• **Data extracts**
-*-*-
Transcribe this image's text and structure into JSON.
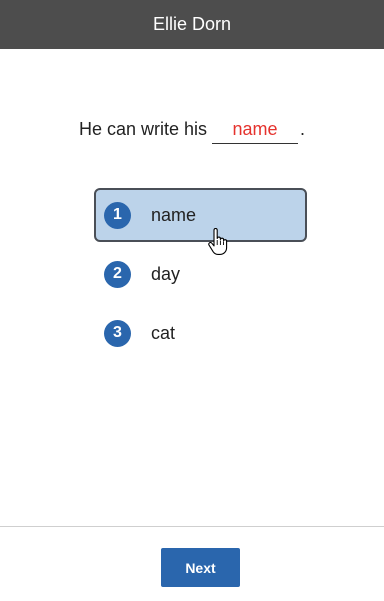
{
  "header": {
    "title": "Ellie Dorn"
  },
  "question": {
    "prefix": "He can write his",
    "answer": "name",
    "suffix": "."
  },
  "options": [
    {
      "number": "1",
      "word": "name",
      "selected": true
    },
    {
      "number": "2",
      "word": "day",
      "selected": false
    },
    {
      "number": "3",
      "word": "cat",
      "selected": false
    }
  ],
  "footer": {
    "next_label": "Next"
  },
  "colors": {
    "header_bg": "#4d4d4d",
    "accent": "#2a66ad",
    "selected_bg": "#bcd3ea",
    "answer_text": "#e5322d"
  },
  "icons": {
    "cursor": "hand-pointer-icon"
  }
}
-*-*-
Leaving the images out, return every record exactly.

• **Output below**
Transcribe this image's text and structure into JSON.
{
  "header": {
    "title": "Ellie Dorn"
  },
  "question": {
    "prefix": "He can write his",
    "answer": "name",
    "suffix": "."
  },
  "options": [
    {
      "number": "1",
      "word": "name",
      "selected": true
    },
    {
      "number": "2",
      "word": "day",
      "selected": false
    },
    {
      "number": "3",
      "word": "cat",
      "selected": false
    }
  ],
  "footer": {
    "next_label": "Next"
  },
  "colors": {
    "header_bg": "#4d4d4d",
    "accent": "#2a66ad",
    "selected_bg": "#bcd3ea",
    "answer_text": "#e5322d"
  },
  "icons": {
    "cursor": "hand-pointer-icon"
  }
}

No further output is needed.